The cross-section of the piece can be any of several. Wide at the black tapering in straight or convex or concave angles to the point. The area between the back and the point where the angle to the edge- the bevel- starts can be flat, with one of the above noted shapes from that point on. A dagger is usually a diamond, widest in the centerline and tapering to both edges; it can also be flat on one side, with the tapers on the other, like a triangle. And in some blades you can combine these, depending on what you're after.

And what you pick depends on what you are trying to make. The original Bowie knife most likely looked a lot like a chef's knife; later versions had clip points that were sometimes sharpened. In a general-use blade, this has a lot going for it. A dagger is more limited in usefulness. A spear-point or sharpened clip bowie combines a good shape with the penetrating power in a thrust of a dagger.

My favorites to make are some variation on a drop- or clip-point, and the leaf-blade. For general use the first are hard to beat, and for beauty I love the leaf. Drawback of the leaf is finishing it; grinding and polishing one so the angles are even on both sides and along the curves is a bitch. But oh, when you get it right...

Joys of home ownership pt. 2

The city inspector came by to check my new furnace, and found four things that weren't 'up to code' or didn't meet his approval. So this morning the installers came back out and redid/changed the specified points.

Now, I understand the idea behind this, especially on something like a heater that can kill people if improperly installed. But I get the feeling this inspector might have found something to disapprove it for no matter what. If the contractor has to re-do something, the next inspection costs them $75; being the somewhat cynical guy I am, I wonder if that has something to do with it? I may be completely wrong, but I do wonder.

There's a reason California gets called 'Granola Country'

In particular, their gun laws. Clayton Cramer has something on that today. One of the things that ticks me about crap like this is that if just plain citazen 'forgot about' having a gun and tried to get on a plane, they'd be in jail. But not him, no.

From what I've read their gun laws are friggin' insane, a big reason why I would never want to live there..

Monday, October 18, 2004

We're SORRY!!!

Apparently there's a movement (possibly related to bowels) of people apologizing to the Iraqi people for our nastiness. So what if there are no more mass graves being dug? So what if Uday & Qusay aren't raping and killing your daughters any more?

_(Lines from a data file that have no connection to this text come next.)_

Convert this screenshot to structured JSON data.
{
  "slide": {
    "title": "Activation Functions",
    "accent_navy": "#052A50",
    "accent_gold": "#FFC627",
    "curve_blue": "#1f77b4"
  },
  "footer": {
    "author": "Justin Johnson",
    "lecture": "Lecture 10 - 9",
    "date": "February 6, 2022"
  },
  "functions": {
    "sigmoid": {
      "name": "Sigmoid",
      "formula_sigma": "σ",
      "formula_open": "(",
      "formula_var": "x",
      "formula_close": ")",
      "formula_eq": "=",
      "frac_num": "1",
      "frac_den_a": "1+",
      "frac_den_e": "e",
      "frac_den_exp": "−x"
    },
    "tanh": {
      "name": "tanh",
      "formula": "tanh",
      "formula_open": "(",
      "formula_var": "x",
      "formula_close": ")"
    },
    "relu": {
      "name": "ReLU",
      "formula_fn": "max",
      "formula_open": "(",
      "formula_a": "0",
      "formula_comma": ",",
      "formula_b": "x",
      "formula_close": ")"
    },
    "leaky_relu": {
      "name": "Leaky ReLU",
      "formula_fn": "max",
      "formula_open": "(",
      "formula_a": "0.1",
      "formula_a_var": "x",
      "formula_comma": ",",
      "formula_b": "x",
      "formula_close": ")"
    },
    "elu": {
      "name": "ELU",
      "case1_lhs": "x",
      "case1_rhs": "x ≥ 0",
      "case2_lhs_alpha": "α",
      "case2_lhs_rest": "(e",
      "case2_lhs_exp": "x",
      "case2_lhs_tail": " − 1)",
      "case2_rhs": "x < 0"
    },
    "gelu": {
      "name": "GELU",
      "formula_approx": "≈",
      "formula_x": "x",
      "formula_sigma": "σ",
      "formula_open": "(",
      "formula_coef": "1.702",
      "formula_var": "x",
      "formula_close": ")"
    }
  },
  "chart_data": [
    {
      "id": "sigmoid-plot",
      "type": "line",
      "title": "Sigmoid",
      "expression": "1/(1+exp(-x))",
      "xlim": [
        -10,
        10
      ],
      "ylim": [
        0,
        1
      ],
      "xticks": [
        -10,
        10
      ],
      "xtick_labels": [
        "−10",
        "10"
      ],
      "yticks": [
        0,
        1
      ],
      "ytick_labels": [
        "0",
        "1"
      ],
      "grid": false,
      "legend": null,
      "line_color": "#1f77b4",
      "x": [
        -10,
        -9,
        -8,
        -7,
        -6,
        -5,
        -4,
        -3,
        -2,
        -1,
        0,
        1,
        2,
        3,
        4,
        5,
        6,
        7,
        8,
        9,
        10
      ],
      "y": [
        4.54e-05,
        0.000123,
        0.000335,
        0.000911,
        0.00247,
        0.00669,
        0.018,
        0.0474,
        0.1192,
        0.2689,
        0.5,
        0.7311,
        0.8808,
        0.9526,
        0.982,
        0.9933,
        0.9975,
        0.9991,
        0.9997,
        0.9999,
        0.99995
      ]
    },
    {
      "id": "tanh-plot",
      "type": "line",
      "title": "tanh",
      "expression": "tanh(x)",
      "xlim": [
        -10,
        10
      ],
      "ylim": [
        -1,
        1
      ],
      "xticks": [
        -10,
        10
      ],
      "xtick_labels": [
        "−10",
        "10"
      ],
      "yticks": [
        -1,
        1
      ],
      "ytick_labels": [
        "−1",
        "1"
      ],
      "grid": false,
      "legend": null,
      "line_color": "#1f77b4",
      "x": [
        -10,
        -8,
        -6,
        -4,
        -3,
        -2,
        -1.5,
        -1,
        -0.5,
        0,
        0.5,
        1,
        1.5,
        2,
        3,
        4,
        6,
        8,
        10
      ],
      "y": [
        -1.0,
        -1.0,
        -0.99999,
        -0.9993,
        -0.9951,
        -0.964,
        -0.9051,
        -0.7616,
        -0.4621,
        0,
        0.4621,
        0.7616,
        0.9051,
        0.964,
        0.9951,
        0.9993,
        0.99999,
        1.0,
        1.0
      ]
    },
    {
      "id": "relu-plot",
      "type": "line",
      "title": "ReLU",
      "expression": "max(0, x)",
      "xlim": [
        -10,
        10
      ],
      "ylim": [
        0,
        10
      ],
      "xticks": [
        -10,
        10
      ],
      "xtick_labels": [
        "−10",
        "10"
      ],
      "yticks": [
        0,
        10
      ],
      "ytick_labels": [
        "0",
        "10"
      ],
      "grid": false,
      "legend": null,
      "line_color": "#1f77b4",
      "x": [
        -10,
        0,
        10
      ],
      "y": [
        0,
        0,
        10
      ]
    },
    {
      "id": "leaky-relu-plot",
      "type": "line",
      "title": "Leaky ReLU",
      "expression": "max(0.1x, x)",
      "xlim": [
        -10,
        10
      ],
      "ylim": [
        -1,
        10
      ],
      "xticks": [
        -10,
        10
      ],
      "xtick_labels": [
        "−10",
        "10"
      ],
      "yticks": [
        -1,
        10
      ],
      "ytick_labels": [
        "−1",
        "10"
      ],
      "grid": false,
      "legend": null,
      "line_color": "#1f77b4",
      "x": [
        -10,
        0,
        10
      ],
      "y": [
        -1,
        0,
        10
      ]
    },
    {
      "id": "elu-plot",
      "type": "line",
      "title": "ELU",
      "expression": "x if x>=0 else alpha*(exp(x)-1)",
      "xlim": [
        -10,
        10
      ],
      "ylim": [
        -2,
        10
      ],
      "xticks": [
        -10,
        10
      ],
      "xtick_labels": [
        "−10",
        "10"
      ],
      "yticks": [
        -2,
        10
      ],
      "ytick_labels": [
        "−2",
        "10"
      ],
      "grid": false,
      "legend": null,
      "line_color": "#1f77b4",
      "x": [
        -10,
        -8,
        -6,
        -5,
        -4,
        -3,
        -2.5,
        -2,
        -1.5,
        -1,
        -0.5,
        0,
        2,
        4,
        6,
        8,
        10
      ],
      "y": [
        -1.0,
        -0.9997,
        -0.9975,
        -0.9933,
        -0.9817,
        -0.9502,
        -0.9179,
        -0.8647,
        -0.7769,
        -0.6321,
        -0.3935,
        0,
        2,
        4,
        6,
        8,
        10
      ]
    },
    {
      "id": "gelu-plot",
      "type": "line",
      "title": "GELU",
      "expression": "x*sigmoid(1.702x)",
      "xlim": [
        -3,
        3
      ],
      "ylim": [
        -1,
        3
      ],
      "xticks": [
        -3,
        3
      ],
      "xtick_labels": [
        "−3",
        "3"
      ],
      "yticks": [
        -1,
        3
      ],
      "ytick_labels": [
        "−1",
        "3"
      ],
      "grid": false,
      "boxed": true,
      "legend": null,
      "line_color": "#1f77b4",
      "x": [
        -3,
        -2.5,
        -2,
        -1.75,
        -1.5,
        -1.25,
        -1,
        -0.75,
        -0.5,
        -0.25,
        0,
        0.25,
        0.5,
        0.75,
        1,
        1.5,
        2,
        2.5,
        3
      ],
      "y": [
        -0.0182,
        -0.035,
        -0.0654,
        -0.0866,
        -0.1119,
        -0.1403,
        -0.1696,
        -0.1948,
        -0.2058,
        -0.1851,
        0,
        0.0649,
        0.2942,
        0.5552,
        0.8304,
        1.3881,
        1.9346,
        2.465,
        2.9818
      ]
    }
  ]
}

So what if you can read and set up a satellite dish and..? Oh, never mind.

Aside from the annoyance, there's the arrogance of these flakes. "We're so sorry that the rest of the population isn't as peaceful and understanding and patient as WE are, so WE will apologize for all the troglodytes that aren't even smart enough to realize what fools they are."

Effin' wankers.

Sunday, October 17, 2004

'Mail Call'

is a good show. The Gunny makes it interesting in more ways than one, and if I can't shoot/blowup/try out some of this stuff, at least I can watch him do it!

'Mythbusters' has it's good points, too. I do disagree with some of their methods or findings, but overall I like it. And they like blowing things up, too.

Don't get to see either very often, someday I may have to get cable.

If I could get cable and only have to pay for the ten, maybe twelve channels I'd actually watch, I'd order it. But damned if I want to pay 40 or 50 dollars a month for a lot of channels I wouldn't watch.


are useful things. They remind you of places to look at, and let other people, who may not have seen a place, know they ought to take a look at it.

That being said, I'm not planning to put a long one here. If there's actually anyone reading this stuff, do this: check out the places I'm linking to, and check out their rolls. That'll take you to places where you can check out more places.
There's not enough time in the day to check them all out.